(Records from a data source)
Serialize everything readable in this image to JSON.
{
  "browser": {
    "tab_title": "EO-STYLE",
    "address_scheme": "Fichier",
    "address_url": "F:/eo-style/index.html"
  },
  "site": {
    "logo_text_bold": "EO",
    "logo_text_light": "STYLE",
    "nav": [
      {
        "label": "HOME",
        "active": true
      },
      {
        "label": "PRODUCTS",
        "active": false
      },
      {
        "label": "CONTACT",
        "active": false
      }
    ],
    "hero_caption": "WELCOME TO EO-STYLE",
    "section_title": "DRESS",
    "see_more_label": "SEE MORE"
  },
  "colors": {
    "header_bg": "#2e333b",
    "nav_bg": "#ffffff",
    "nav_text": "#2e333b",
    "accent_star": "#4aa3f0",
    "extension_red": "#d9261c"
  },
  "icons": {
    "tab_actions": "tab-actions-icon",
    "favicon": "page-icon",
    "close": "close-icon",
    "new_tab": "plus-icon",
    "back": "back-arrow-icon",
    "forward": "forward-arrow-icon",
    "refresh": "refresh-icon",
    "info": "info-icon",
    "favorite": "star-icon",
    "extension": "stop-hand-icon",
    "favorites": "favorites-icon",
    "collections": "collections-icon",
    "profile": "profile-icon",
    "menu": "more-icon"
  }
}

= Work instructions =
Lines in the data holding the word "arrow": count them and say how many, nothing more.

= Solution to the problem =
2